- [Problem] Pick every line from the data below that contains the string "JSON" and copy it.

- [Material for this task]

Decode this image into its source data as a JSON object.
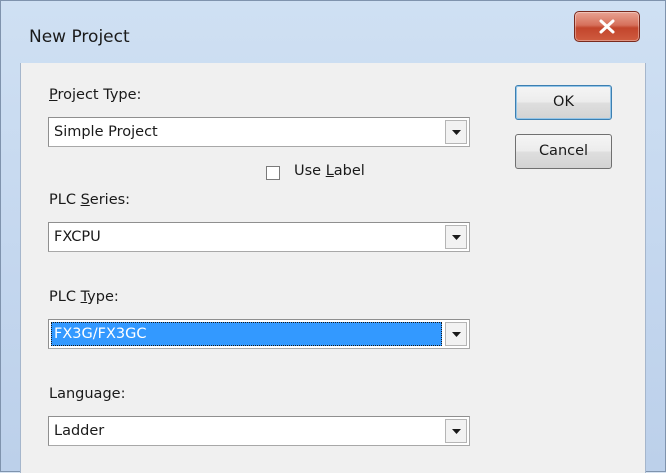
{
  "window": {
    "title": "New Project",
    "close_icon": "close-icon"
  },
  "form": {
    "project_type": {
      "label_pre": "",
      "label_key": "P",
      "label_post": "roject Type:",
      "value": "Simple Project"
    },
    "use_label": {
      "label_pre": "Use ",
      "label_key": "L",
      "label_post": "abel",
      "checked": false
    },
    "plc_series": {
      "label_pre": "PLC ",
      "label_key": "S",
      "label_post": "eries:",
      "value": "FXCPU"
    },
    "plc_type": {
      "label_pre": "PLC ",
      "label_key": "T",
      "label_post": "ype:",
      "value": "FX3G/FX3GC"
    },
    "language": {
      "label_pre": "Langua",
      "label_key": "g",
      "label_post": "e:",
      "value": "Ladder"
    }
  },
  "buttons": {
    "ok": "OK",
    "cancel": "Cancel"
  },
  "colors": {
    "selection": "#3399ff",
    "close_button": "#c2452c"
  }
}
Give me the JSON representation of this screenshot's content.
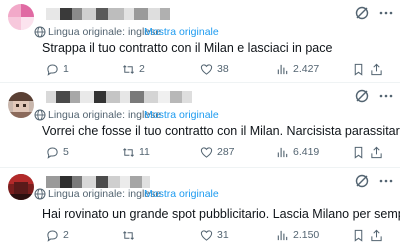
{
  "tweets": [
    {
      "translated_label": "Lingua originale: inglese",
      "show_original": "Mostra originale",
      "text": "Strappa il tuo contratto con il Milan e lasciaci in pace",
      "replies": "1",
      "reposts": "2",
      "likes": "38",
      "views": "2.427"
    },
    {
      "translated_label": "Lingua originale: inglese",
      "show_original": "Mostra originale",
      "text": "Vorrei che fosse il tuo contratto con il Milan. Narcisista parassitario",
      "replies": "5",
      "reposts": "11",
      "likes": "287",
      "views": "6.419"
    },
    {
      "translated_label": "Lingua originale: inglese",
      "show_original": "Mostra originale",
      "text": "Hai rovinato un grande spot pubblicitario. Lascia Milano per sempre.",
      "replies": "2",
      "reposts": "",
      "likes": "31",
      "views": "2.150"
    }
  ],
  "colors": {
    "accent": "#1d9bf0",
    "muted": "#536471",
    "text": "#0f1419",
    "separator": "#eff3f4"
  },
  "icons": [
    "globe-icon",
    "reply-icon",
    "repost-icon",
    "like-icon",
    "views-icon",
    "bookmark-icon",
    "share-icon",
    "grok-icon",
    "more-icon"
  ]
}
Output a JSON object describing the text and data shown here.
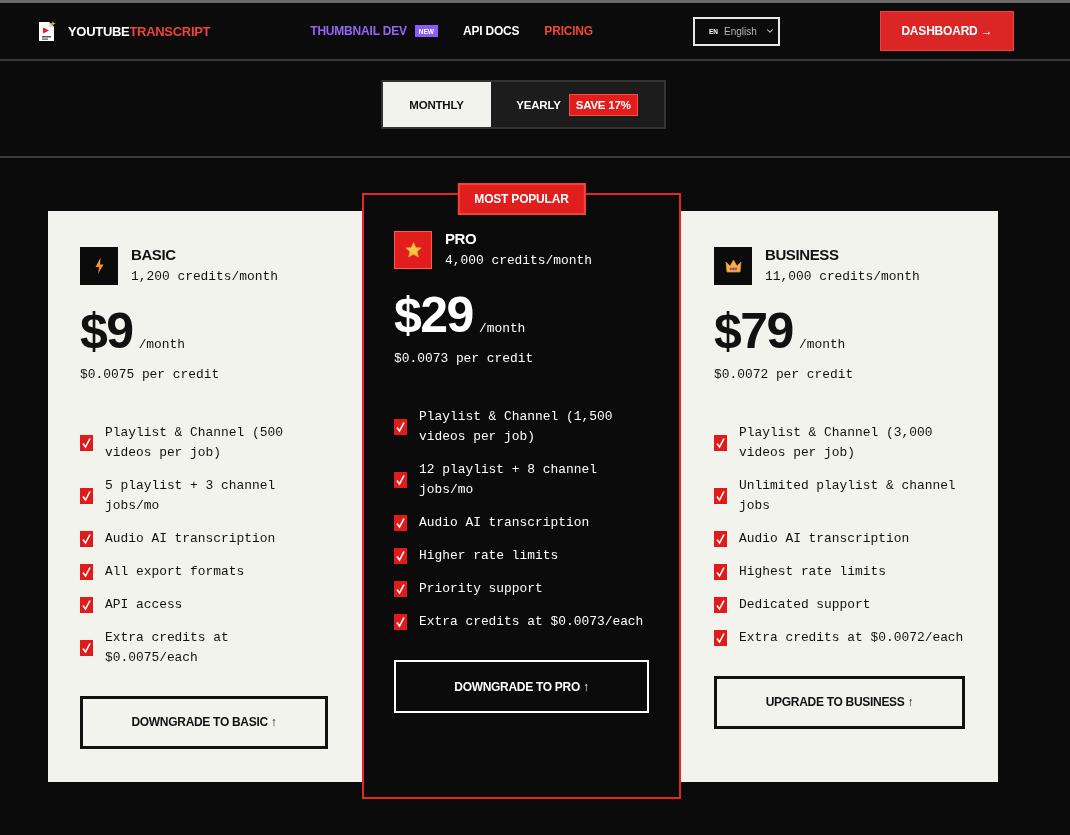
{
  "header": {
    "logo": {
      "part_1": "YOUTUBE",
      "part_2": "TRANSCRIPT"
    },
    "nav": [
      {
        "label": "THUMBNAIL DEV",
        "kind": "highlight",
        "badge": "NEW",
        "selected": false
      },
      {
        "label": "API DOCS",
        "kind": "link",
        "selected": false
      },
      {
        "label": "PRICING",
        "kind": "link",
        "selected": true
      }
    ],
    "language": {
      "code": "EN",
      "value": "English"
    },
    "dashboard_button": "DASHBOARD →"
  },
  "billing_toggle": [
    {
      "label": "MONTHLY",
      "selected": true
    },
    {
      "label": "YEARLY",
      "selected": false,
      "badge": "SAVE 17%"
    }
  ],
  "plans": [
    {
      "name": "BASIC",
      "credits": "1,200 credits/month",
      "price": "$9",
      "period": "/month",
      "per_credit": "$0.0075 per credit",
      "featured": false,
      "features": [
        "Playlist & Channel (500 videos per job)",
        "5 playlist + 3 channel jobs/mo",
        "Audio AI transcription",
        "All export formats",
        "API access",
        "Extra credits at $0.0075/each"
      ],
      "button": "DOWNGRADE TO BASIC ↑"
    },
    {
      "name": "PRO",
      "credits": "4,000 credits/month",
      "price": "$29",
      "period": "/month",
      "per_credit": "$0.0073 per credit",
      "featured": true,
      "ribbon": "MOST POPULAR",
      "features": [
        "Playlist & Channel (1,500 videos per job)",
        "12 playlist + 8 channel jobs/mo",
        "Audio AI transcription",
        "Higher rate limits",
        "Priority support",
        "Extra credits at $0.0073/each"
      ],
      "button": "DOWNGRADE TO PRO ↑"
    },
    {
      "name": "BUSINESS",
      "credits": "11,000 credits/month",
      "price": "$79",
      "period": "/month",
      "per_credit": "$0.0072 per credit",
      "featured": false,
      "features": [
        "Playlist & Channel (3,000 videos per job)",
        "Unlimited playlist & channel jobs",
        "Audio AI transcription",
        "Highest rate limits",
        "Dedicated support",
        "Extra credits at $0.0072/each"
      ],
      "button": "UPGRADE TO BUSINESS ↑"
    }
  ]
}
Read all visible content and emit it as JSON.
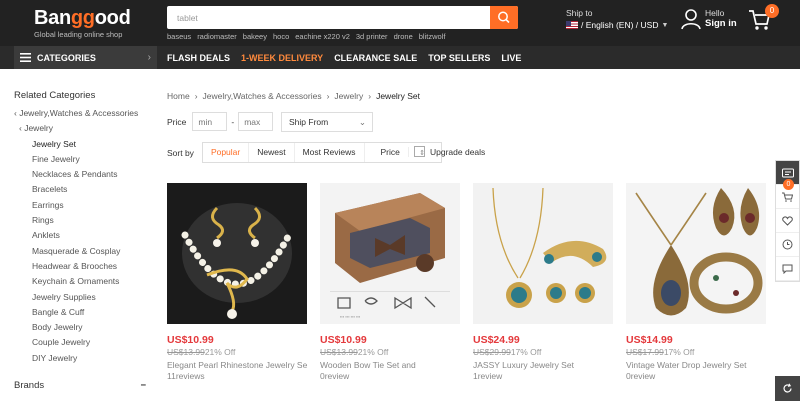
{
  "header": {
    "logo_a": "Ban",
    "logo_g": "gg",
    "logo_b": "ood",
    "logo_sub": "Global leading online shop",
    "search_value": "tablet",
    "hot_words": [
      "baseus",
      "radiomaster",
      "bakeey",
      "hoco",
      "eachine x220 v2",
      "3d printer",
      "drone",
      "blitzwolf"
    ],
    "ship_to_label": "Ship to",
    "ship_to_value": "/ English (EN) / USD",
    "hello": "Hello",
    "sign_in": "Sign in",
    "cart_count": "0"
  },
  "nav": {
    "categories": "CATEGORIES",
    "links": [
      "FLASH DEALS",
      "1-WEEK DELIVERY",
      "CLEARANCE SALE",
      "TOP SELLERS",
      "LIVE"
    ]
  },
  "sidebar": {
    "title": "Related Categories",
    "parents": [
      "Jewelry,Watches & Accessories",
      "Jewelry"
    ],
    "items": [
      "Jewelry Set",
      "Fine Jewelry",
      "Necklaces & Pendants",
      "Bracelets",
      "Earrings",
      "Rings",
      "Anklets",
      "Masquerade & Cosplay",
      "Headwear & Brooches",
      "Keychain & Ornaments",
      "Jewelry Supplies",
      "Bangle & Cuff",
      "Body Jewelry",
      "Couple Jewelry",
      "DIY Jewelry"
    ],
    "brands": "Brands"
  },
  "breadcrumb": [
    "Home",
    "Jewelry,Watches & Accessories",
    "Jewelry",
    "Jewelry Set"
  ],
  "filters": {
    "price_label": "Price",
    "min_placeholder": "min",
    "max_placeholder": "max",
    "ship_from": "Ship From",
    "sort_label": "Sort by",
    "sort_options": [
      "Popular",
      "Newest",
      "Most Reviews",
      "Price"
    ],
    "upgrade": "Upgrade deals"
  },
  "products": [
    {
      "price": "US$10.99",
      "old": "US$13.99",
      "off": "21% Off",
      "name": "Elegant Pearl Rhinestone Jewelry Set",
      "reviews": "11reviews"
    },
    {
      "price": "US$10.99",
      "old": "US$13.99",
      "off": "21% Off",
      "name": "Wooden Bow Tie Set and",
      "reviews": "0review"
    },
    {
      "price": "US$24.99",
      "old": "US$29.99",
      "off": "17% Off",
      "name": "JASSY Luxury Jewelry Set",
      "reviews": "1review"
    },
    {
      "price": "US$14.99",
      "old": "US$17.99",
      "off": "17% Off",
      "name": "Vintage Water Drop Jewelry Set",
      "reviews": "0review"
    }
  ],
  "rail": {
    "cart_count": "0"
  },
  "colors": {
    "accent": "#ff6e26",
    "price": "#e4393c",
    "header": "#222222"
  }
}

- [Result of the task]
Decode this image into its source data as a JSON object.
Give me the JSON representation of this screenshot's content.
Output a JSON object describing the text and data shown here.
Read all visible content and emit it as JSON.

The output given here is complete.